Health care is a team sport. Although effective teamwork has been documented as a significant contributor to enhanced clinical outcomes and a requirement for health care reform, implementing team-based care models in practice can pose challenges.
To better understand the changing practice landscape and evolution of team-based care, the ACC conducted a survey of cardiovascular practices in 2010. Over 2,400 unique practices in the U.S. participated in this research representing almost 14,000 cardiologists.
Four-in-seven (57%) report that their approach to care delivery is “team-based” using non-physician practitioners and clinical staff to participate in the decision-making, coordination of care, and shared responsibility for the quality of care. It is not surprising to find that solo practitioners are less likely to employ a team-based care model while hospital-based, multi-specialty, and academic practices are more likely to utilize physician extenders in their care delivery.
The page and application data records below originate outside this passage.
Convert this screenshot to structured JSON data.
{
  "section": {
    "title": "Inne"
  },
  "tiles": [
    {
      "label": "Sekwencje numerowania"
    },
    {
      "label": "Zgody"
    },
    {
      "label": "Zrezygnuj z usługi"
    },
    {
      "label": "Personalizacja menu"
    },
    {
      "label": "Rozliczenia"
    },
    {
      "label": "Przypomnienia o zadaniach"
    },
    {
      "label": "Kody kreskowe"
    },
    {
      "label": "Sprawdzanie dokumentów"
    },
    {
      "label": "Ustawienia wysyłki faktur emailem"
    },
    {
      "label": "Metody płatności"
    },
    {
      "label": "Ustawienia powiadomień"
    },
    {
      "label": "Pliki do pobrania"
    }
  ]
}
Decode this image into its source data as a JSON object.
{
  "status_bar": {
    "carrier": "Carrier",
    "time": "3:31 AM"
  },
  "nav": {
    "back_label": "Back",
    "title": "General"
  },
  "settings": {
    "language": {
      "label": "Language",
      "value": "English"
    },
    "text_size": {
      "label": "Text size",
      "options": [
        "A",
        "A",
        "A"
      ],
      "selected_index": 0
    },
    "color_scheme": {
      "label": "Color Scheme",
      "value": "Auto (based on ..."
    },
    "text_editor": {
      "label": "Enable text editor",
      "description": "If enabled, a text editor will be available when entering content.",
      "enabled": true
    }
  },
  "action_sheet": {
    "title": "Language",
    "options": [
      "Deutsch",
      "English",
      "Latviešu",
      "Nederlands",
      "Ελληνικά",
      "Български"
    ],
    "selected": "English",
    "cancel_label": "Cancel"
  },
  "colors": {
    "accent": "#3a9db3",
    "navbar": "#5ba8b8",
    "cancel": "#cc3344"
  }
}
“Alone we can do so little. Together we can do so much.” — Helen Keller
Those practices that have implemented team-based care identify a number of improvements resulting from the approach. Increased efficiency (63%), improved quality of care (53%) and increased patient satisfaction (50%) are the primary improvements occurring at team-based care practices. Other benefits of the team approach include increased staff satisfaction (36%) and improved financial outcomes (19%).
Although there are clear benefits to providing team-based care, many practices report that they do not provide team-based care because of no or minimal reimbursement (34%) and the inability to break the more traditional view (33%) of practicing medicine held by patients and providers. Lack of tools (18%) and no clear practice model (19%) are also cited as hurdles to more utilization of physician extenders.
The research also explored some of the team-based care systems or functions established as part of the provider infrastructure as well as the ways that physician extenders are utilized. Team-based care providers are most likely to implement patient education (69%) and internal communications (63%) as a part of their care protocol.
Performance improvement activities (56%) and data monitoring (56%) are also practiced followed by patient adherence (50%), objective feedback (47%) and clearly-defined roles (41%). Not surprisingly, hospitals and medical schools are more likely to engage in quality improvement types of team-based care – internal communications, data monitoring and performance improvement.
In team-based care, one focus is on shifting power to the team – physician extenders. Practices report utilizing a number of different models leveraging physician extenders. Nurse practitioners or physician assistants working collaboratively in outpatient clinics with physicians (49%) are the most popular type of model, followed by providing collaborative inpatient care with physicians and the physician billing for services (39%) or using thephysician extender to run the outpatient clinic device, coagulation, lipid, etc. (33%). Physician extenders as independent billers, such as billing “incident to” (18%), having independent outpatient clinics and billing independently (17%), providing inpatient care and billing for services (18%), or serving as rounding nurses for inpatient or outpatient services with physicians (18%), are less popular. Taking first call for after-hours patient phone calls is the least used model (9%).
These findings suggest that while most cardiovascular providers are practicing team-based care, opportunities exist for more interdisciplinary roles and responsibilities, increased tools for feedback and quality improvement, and increased responsibility for physician extenders.